(App and web page records)
= = = =

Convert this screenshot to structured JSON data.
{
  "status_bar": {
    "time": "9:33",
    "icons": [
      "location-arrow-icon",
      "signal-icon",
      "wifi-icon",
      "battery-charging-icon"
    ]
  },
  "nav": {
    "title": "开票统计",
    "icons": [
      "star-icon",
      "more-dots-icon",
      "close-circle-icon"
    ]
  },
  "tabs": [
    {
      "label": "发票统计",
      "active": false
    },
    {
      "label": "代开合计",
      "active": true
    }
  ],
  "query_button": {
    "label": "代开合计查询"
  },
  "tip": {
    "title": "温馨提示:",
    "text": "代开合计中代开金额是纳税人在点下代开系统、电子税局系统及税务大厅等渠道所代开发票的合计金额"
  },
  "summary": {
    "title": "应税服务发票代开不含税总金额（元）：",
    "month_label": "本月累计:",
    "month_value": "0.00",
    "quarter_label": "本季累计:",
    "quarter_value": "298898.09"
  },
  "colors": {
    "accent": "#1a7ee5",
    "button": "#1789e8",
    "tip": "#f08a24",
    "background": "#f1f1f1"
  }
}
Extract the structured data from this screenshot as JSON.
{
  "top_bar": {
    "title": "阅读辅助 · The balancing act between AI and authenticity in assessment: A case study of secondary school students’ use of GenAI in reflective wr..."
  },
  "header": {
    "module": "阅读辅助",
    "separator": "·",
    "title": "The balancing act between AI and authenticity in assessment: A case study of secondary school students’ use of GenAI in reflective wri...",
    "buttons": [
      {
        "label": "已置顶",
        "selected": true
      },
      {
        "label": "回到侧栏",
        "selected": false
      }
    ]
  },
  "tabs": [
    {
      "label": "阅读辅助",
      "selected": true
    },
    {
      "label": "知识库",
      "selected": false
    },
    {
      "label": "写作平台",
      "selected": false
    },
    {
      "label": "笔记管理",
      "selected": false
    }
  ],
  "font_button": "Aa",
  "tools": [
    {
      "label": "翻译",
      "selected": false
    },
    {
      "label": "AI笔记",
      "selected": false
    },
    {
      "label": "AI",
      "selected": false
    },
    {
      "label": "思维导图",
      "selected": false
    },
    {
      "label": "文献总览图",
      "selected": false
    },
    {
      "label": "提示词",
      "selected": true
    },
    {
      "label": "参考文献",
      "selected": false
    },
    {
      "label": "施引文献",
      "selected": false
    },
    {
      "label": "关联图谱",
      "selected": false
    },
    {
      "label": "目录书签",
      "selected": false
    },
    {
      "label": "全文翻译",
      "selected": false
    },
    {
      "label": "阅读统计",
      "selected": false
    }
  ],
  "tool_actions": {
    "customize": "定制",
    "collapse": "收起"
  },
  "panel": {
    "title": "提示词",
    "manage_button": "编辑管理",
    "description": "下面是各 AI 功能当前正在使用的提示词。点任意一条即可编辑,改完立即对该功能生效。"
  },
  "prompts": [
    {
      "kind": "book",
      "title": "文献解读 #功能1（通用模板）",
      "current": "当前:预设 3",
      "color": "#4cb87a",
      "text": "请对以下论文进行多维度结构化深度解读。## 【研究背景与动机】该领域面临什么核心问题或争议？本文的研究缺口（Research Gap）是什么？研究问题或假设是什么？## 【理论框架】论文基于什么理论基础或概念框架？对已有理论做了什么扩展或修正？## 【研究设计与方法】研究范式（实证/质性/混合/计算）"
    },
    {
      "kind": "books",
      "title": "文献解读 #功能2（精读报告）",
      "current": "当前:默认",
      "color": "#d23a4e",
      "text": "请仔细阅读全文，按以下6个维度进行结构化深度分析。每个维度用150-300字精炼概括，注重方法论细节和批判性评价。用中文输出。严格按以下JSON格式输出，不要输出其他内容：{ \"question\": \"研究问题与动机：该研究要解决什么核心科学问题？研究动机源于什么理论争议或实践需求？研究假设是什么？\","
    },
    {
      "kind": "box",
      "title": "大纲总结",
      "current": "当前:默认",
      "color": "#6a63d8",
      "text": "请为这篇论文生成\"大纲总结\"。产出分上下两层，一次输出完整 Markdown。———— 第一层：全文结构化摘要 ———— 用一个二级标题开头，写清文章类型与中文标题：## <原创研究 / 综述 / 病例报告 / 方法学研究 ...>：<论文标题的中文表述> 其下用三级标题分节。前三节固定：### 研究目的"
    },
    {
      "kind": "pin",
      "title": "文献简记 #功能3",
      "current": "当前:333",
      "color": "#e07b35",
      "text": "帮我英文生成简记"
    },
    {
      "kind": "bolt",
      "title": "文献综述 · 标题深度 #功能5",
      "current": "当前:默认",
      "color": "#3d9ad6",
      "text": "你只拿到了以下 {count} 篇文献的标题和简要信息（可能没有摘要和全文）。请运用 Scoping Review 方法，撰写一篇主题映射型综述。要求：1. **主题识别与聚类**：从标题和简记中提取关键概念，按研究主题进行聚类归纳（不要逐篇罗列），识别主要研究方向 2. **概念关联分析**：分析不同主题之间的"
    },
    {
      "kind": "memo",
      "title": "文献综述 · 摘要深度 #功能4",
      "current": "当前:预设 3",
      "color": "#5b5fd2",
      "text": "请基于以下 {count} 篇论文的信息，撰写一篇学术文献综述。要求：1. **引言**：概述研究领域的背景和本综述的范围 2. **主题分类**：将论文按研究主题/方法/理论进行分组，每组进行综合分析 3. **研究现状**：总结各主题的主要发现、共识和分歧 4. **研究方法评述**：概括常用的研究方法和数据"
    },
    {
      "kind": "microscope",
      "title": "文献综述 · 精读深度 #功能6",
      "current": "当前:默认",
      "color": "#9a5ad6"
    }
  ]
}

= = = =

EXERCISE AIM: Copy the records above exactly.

OUTPUT:
Convert this screenshot to structured JSON data.
{
  "status_bar": {
    "time": "9:33",
    "icons": [
      "location-arrow-icon",
      "signal-icon",
      "wifi-icon",
      "battery-charging-icon"
    ]
  },
  "nav": {
    "title": "开票统计",
    "icons": [
      "star-icon",
      "more-dots-icon",
      "close-circle-icon"
    ]
  },
  "tabs": [
    {
      "label": "发票统计",
      "active": false
    },
    {
      "label": "代开合计",
      "active": true
    }
  ],
  "query_button": {
    "label": "代开合计查询"
  },
  "tip": {
    "title": "温馨提示:",
    "text": "代开合计中代开金额是纳税人在点下代开系统、电子税局系统及税务大厅等渠道所代开发票的合计金额"
  },
  "summary": {
    "title": "应税服务发票代开不含税总金额（元）：",
    "month_label": "本月累计:",
    "month_value": "0.00",
    "quarter_label": "本季累计:",
    "quarter_value": "298898.09"
  },
  "colors": {
    "accent": "#1a7ee5",
    "button": "#1789e8",
    "tip": "#f08a24",
    "background": "#f1f1f1"
  }
}
Extract the structured data from this screenshot as JSON.
{
  "top_bar": {
    "title": "阅读辅助 · The balancing act between AI and authenticity in assessment: A case study of secondary school students’ use of GenAI in reflective wr..."
  },
  "header": {
    "module": "阅读辅助",
    "separator": "·",
    "title": "The balancing act between AI and authenticity in assessment: A case study of secondary school students’ use of GenAI in reflective wri...",
    "buttons": [
      {
        "label": "已置顶",
        "selected": true
      },
      {
        "label": "回到侧栏",
        "selected": false
      }
    ]
  },
  "tabs": [
    {
      "label": "阅读辅助",
      "selected": true
    },
    {
      "label": "知识库",
      "selected": false
    },
    {
      "label": "写作平台",
      "selected": false
    },
    {
      "label": "笔记管理",
      "selected": false
    }
  ],
  "font_button": "Aa",
  "tools": [
    {
      "label": "翻译",
      "selected": false
    },
    {
      "label": "AI笔记",
      "selected": false
    },
    {
      "label": "AI",
      "selected": false
    },
    {
      "label": "思维导图",
      "selected": false
    },
    {
      "label": "文献总览图",
      "selected": false
    },
    {
      "label": "提示词",
      "selected": true
    },
    {
      "label": "参考文献",
      "selected": false
    },
    {
      "label": "施引文献",
      "selected": false
    },
    {
      "label": "关联图谱",
      "selected": false
    },
    {
      "label": "目录书签",
      "selected": false
    },
    {
      "label": "全文翻译",
      "selected": false
    },
    {
      "label": "阅读统计",
      "selected": false
    }
  ],
  "tool_actions": {
    "customize": "定制",
    "collapse": "收起"
  },
  "panel": {
    "title": "提示词",
    "manage_button": "编辑管理",
    "description": "下面是各 AI 功能当前正在使用的提示词。点任意一条即可编辑,改完立即对该功能生效。"
  },
  "prompts": [
    {
      "kind": "book",
      "title": "文献解读 #功能1（通用模板）",
      "current": "当前:预设 3",
      "color": "#4cb87a",
      "text": "请对以下论文进行多维度结构化深度解读。## 【研究背景与动机】该领域面临什么核心问题或争议？本文的研究缺口（Research Gap）是什么？研究问题或假设是什么？## 【理论框架】论文基于什么理论基础或概念框架？对已有理论做了什么扩展或修正？## 【研究设计与方法】研究范式（实证/质性/混合/计算）"
    },
    {
      "kind": "books",
      "title": "文献解读 #功能2（精读报告）",
      "current": "当前:默认",
      "color": "#d23a4e",
      "text": "请仔细阅读全文，按以下6个维度进行结构化深度分析。每个维度用150-300字精炼概括，注重方法论细节和批判性评价。用中文输出。严格按以下JSON格式输出，不要输出其他内容：{ \"question\": \"研究问题与动机：该研究要解决什么核心科学问题？研究动机源于什么理论争议或实践需求？研究假设是什么？\","
    },
    {
      "kind": "box",
      "title": "大纲总结",
      "current": "当前:默认",
      "color": "#6a63d8",
      "text": "请为这篇论文生成\"大纲总结\"。产出分上下两层，一次输出完整 Markdown。———— 第一层：全文结构化摘要 ———— 用一个二级标题开头，写清文章类型与中文标题：## <原创研究 / 综述 / 病例报告 / 方法学研究 ...>：<论文标题的中文表述> 其下用三级标题分节。前三节固定：### 研究目的"
    },
    {
      "kind": "pin",
      "title": "文献简记 #功能3",
      "current": "当前:333",
      "color": "#e07b35",
      "text": "帮我英文生成简记"
    },
    {
      "kind": "bolt",
      "title": "文献综述 · 标题深度 #功能5",
      "current": "当前:默认",
      "color": "#3d9ad6",
      "text": "你只拿到了以下 {count} 篇文献的标题和简要信息（可能没有摘要和全文）。请运用 Scoping Review 方法，撰写一篇主题映射型综述。要求：1. **主题识别与聚类**：从标题和简记中提取关键概念，按研究主题进行聚类归纳（不要逐篇罗列），识别主要研究方向 2. **概念关联分析**：分析不同主题之间的"
    },
    {
      "kind": "memo",
      "title": "文献综述 · 摘要深度 #功能4",
      "current": "当前:预设 3",
      "color": "#5b5fd2",
      "text": "请基于以下 {count} 篇论文的信息，撰写一篇学术文献综述。要求：1. **引言**：概述研究领域的背景和本综述的范围 2. **主题分类**：将论文按研究主题/方法/理论进行分组，每组进行综合分析 3. **研究现状**：总结各主题的主要发现、共识和分歧 4. **研究方法评述**：概括常用的研究方法和数据"
    },
    {
      "kind": "microscope",
      "title": "文献综述 · 精读深度 #功能6",
      "current": "当前:默认",
      "color": "#9a5ad6"
    }
  ]
}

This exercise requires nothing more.